(Beginning of PROVIDED RECORDS)
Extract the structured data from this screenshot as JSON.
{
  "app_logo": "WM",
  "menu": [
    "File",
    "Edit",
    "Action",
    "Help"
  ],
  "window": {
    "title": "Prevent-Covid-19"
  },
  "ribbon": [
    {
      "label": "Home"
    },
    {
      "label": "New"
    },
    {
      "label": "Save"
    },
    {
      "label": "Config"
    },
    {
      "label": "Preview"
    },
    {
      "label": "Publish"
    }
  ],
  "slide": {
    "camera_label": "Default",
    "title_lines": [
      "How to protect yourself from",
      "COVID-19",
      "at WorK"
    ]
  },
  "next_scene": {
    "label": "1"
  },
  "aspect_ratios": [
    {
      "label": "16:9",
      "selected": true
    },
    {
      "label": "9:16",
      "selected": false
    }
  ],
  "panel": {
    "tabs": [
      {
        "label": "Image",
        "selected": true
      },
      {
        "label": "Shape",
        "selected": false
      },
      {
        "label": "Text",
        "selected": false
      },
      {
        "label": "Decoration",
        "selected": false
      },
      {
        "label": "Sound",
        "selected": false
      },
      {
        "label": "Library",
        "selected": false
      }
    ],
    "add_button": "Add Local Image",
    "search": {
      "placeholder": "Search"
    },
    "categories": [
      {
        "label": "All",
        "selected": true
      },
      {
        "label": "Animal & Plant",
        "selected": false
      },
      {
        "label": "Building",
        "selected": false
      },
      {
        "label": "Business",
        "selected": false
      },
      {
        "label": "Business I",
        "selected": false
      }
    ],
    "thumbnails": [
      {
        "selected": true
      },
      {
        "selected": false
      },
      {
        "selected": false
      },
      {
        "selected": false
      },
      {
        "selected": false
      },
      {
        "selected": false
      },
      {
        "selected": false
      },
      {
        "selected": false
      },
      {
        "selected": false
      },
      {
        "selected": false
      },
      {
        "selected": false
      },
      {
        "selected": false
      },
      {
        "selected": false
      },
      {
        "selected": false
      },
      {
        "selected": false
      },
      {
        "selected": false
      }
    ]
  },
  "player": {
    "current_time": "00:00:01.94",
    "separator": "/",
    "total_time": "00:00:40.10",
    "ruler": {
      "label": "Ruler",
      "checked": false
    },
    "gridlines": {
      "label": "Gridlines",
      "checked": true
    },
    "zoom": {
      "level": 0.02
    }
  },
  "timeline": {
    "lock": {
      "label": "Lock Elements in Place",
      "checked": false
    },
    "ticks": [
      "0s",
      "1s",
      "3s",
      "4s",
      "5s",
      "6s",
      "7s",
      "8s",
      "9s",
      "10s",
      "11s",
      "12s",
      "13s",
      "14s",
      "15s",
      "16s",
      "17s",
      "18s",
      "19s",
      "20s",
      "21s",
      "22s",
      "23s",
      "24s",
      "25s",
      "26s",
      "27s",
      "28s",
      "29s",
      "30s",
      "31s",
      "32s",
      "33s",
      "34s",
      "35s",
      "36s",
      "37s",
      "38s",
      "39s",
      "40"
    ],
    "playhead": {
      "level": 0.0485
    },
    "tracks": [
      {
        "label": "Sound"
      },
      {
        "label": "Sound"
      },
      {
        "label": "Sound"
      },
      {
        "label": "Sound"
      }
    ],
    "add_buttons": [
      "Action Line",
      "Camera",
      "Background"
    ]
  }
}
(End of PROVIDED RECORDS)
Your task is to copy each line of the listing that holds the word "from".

Extract the structured data from this screenshot as JSON.
      "How to protect yourself from",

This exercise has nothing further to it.